> **MATERIAL PROVIDED**:

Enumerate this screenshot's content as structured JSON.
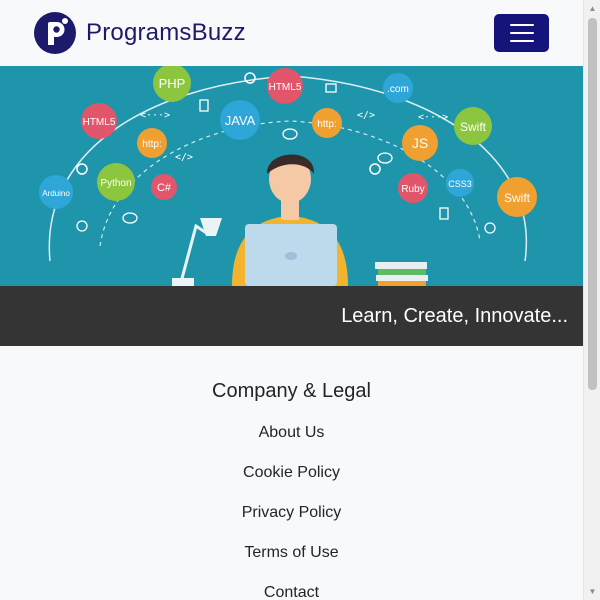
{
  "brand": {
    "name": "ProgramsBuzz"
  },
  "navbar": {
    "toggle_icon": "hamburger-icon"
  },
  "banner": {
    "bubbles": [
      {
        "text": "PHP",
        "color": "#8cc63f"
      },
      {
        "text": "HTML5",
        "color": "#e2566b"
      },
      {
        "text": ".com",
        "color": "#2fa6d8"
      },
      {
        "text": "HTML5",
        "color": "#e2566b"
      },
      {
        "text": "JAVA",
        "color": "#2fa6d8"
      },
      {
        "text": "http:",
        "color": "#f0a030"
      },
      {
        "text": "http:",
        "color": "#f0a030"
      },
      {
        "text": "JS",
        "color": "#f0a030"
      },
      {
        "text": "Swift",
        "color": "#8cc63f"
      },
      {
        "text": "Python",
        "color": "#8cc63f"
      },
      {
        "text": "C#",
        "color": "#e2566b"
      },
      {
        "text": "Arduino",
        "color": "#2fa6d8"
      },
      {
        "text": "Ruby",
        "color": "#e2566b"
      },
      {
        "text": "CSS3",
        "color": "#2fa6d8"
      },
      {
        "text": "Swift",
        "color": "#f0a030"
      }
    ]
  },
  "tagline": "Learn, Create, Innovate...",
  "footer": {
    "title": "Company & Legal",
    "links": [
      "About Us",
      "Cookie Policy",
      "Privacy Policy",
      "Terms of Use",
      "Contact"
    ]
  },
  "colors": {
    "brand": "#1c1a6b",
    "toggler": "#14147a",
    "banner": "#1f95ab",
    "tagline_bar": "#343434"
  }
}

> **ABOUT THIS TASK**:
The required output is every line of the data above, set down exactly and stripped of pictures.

> **REPLY**:
Enumerate this screenshot's content as structured JSON.
{
  "brand": {
    "name": "ProgramsBuzz"
  },
  "navbar": {
    "toggle_icon": "hamburger-icon"
  },
  "banner": {
    "bubbles": [
      {
        "text": "PHP",
        "color": "#8cc63f"
      },
      {
        "text": "HTML5",
        "color": "#e2566b"
      },
      {
        "text": ".com",
        "color": "#2fa6d8"
      },
      {
        "text": "HTML5",
        "color": "#e2566b"
      },
      {
        "text": "JAVA",
        "color": "#2fa6d8"
      },
      {
        "text": "http:",
        "color": "#f0a030"
      },
      {
        "text": "http:",
        "color": "#f0a030"
      },
      {
        "text": "JS",
        "color": "#f0a030"
      },
      {
        "text": "Swift",
        "color": "#8cc63f"
      },
      {
        "text": "Python",
        "color": "#8cc63f"
      },
      {
        "text": "C#",
        "color": "#e2566b"
      },
      {
        "text": "Arduino",
        "color": "#2fa6d8"
      },
      {
        "text": "Ruby",
        "color": "#e2566b"
      },
      {
        "text": "CSS3",
        "color": "#2fa6d8"
      },
      {
        "text": "Swift",
        "color": "#f0a030"
      }
    ]
  },
  "tagline": "Learn, Create, Innovate...",
  "footer": {
    "title": "Company & Legal",
    "links": [
      "About Us",
      "Cookie Policy",
      "Privacy Policy",
      "Terms of Use",
      "Contact"
    ]
  },
  "colors": {
    "brand": "#1c1a6b",
    "toggler": "#14147a",
    "banner": "#1f95ab",
    "tagline_bar": "#343434"
  }
}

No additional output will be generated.